Problem requirements – Could you give back every record below exactly, leaving out the pictures?

Data section –

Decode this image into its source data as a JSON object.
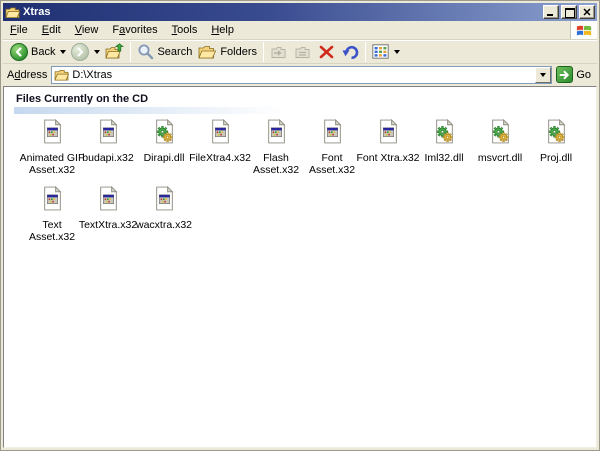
{
  "window": {
    "title": "Xtras"
  },
  "menu": {
    "items": [
      {
        "pre": "",
        "key": "F",
        "post": "ile"
      },
      {
        "pre": "",
        "key": "E",
        "post": "dit"
      },
      {
        "pre": "",
        "key": "V",
        "post": "iew"
      },
      {
        "pre": "F",
        "key": "a",
        "post": "vorites"
      },
      {
        "pre": "",
        "key": "T",
        "post": "ools"
      },
      {
        "pre": "",
        "key": "H",
        "post": "elp"
      }
    ]
  },
  "toolbar": {
    "back_label": "Back",
    "search_label": "Search",
    "folders_label": "Folders"
  },
  "addressbar": {
    "label_pre": "A",
    "label_key": "d",
    "label_post": "dress",
    "value": "D:\\Xtras",
    "go_label": "Go"
  },
  "content": {
    "group_title": "Files Currently on the CD",
    "files": [
      {
        "name": "Animated GIF\nAsset.x32",
        "type": "x32"
      },
      {
        "name": "budapi.x32",
        "type": "x32"
      },
      {
        "name": "Dirapi.dll",
        "type": "dll"
      },
      {
        "name": "FileXtra4.x32",
        "type": "x32"
      },
      {
        "name": "Flash\nAsset.x32",
        "type": "x32"
      },
      {
        "name": "Font\nAsset.x32",
        "type": "x32"
      },
      {
        "name": "Font Xtra.x32",
        "type": "x32"
      },
      {
        "name": "Iml32.dll",
        "type": "dll"
      },
      {
        "name": "msvcrt.dll",
        "type": "dll"
      },
      {
        "name": "Proj.dll",
        "type": "dll"
      },
      {
        "name": "Text\nAsset.x32",
        "type": "x32"
      },
      {
        "name": "TextXtra.x32",
        "type": "x32"
      },
      {
        "name": "wacxtra.x32",
        "type": "x32"
      }
    ]
  },
  "colors": {
    "face": "#ece9d8",
    "title_gradient_left": "#1f2f72",
    "title_gradient_right": "#8ca1d0",
    "accent_green": "#2e8b2e",
    "delete_red": "#cf2b1e",
    "undo_blue": "#3b52c8",
    "group_rule_blue": "#b2cbe9"
  }
}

Worked solution –
Decode this image into its source data as a JSON object.
{
  "window": {
    "title": "Xtras"
  },
  "menu": {
    "items": [
      {
        "pre": "",
        "key": "F",
        "post": "ile"
      },
      {
        "pre": "",
        "key": "E",
        "post": "dit"
      },
      {
        "pre": "",
        "key": "V",
        "post": "iew"
      },
      {
        "pre": "F",
        "key": "a",
        "post": "vorites"
      },
      {
        "pre": "",
        "key": "T",
        "post": "ools"
      },
      {
        "pre": "",
        "key": "H",
        "post": "elp"
      }
    ]
  },
  "toolbar": {
    "back_label": "Back",
    "search_label": "Search",
    "folders_label": "Folders"
  },
  "addressbar": {
    "label_pre": "A",
    "label_key": "d",
    "label_post": "dress",
    "value": "D:\\Xtras",
    "go_label": "Go"
  },
  "content": {
    "group_title": "Files Currently on the CD",
    "files": [
      {
        "name": "Animated GIF\nAsset.x32",
        "type": "x32"
      },
      {
        "name": "budapi.x32",
        "type": "x32"
      },
      {
        "name": "Dirapi.dll",
        "type": "dll"
      },
      {
        "name": "FileXtra4.x32",
        "type": "x32"
      },
      {
        "name": "Flash\nAsset.x32",
        "type": "x32"
      },
      {
        "name": "Font\nAsset.x32",
        "type": "x32"
      },
      {
        "name": "Font Xtra.x32",
        "type": "x32"
      },
      {
        "name": "Iml32.dll",
        "type": "dll"
      },
      {
        "name": "msvcrt.dll",
        "type": "dll"
      },
      {
        "name": "Proj.dll",
        "type": "dll"
      },
      {
        "name": "Text\nAsset.x32",
        "type": "x32"
      },
      {
        "name": "TextXtra.x32",
        "type": "x32"
      },
      {
        "name": "wacxtra.x32",
        "type": "x32"
      }
    ]
  },
  "colors": {
    "face": "#ece9d8",
    "title_gradient_left": "#1f2f72",
    "title_gradient_right": "#8ca1d0",
    "accent_green": "#2e8b2e",
    "delete_red": "#cf2b1e",
    "undo_blue": "#3b52c8",
    "group_rule_blue": "#b2cbe9"
  }
}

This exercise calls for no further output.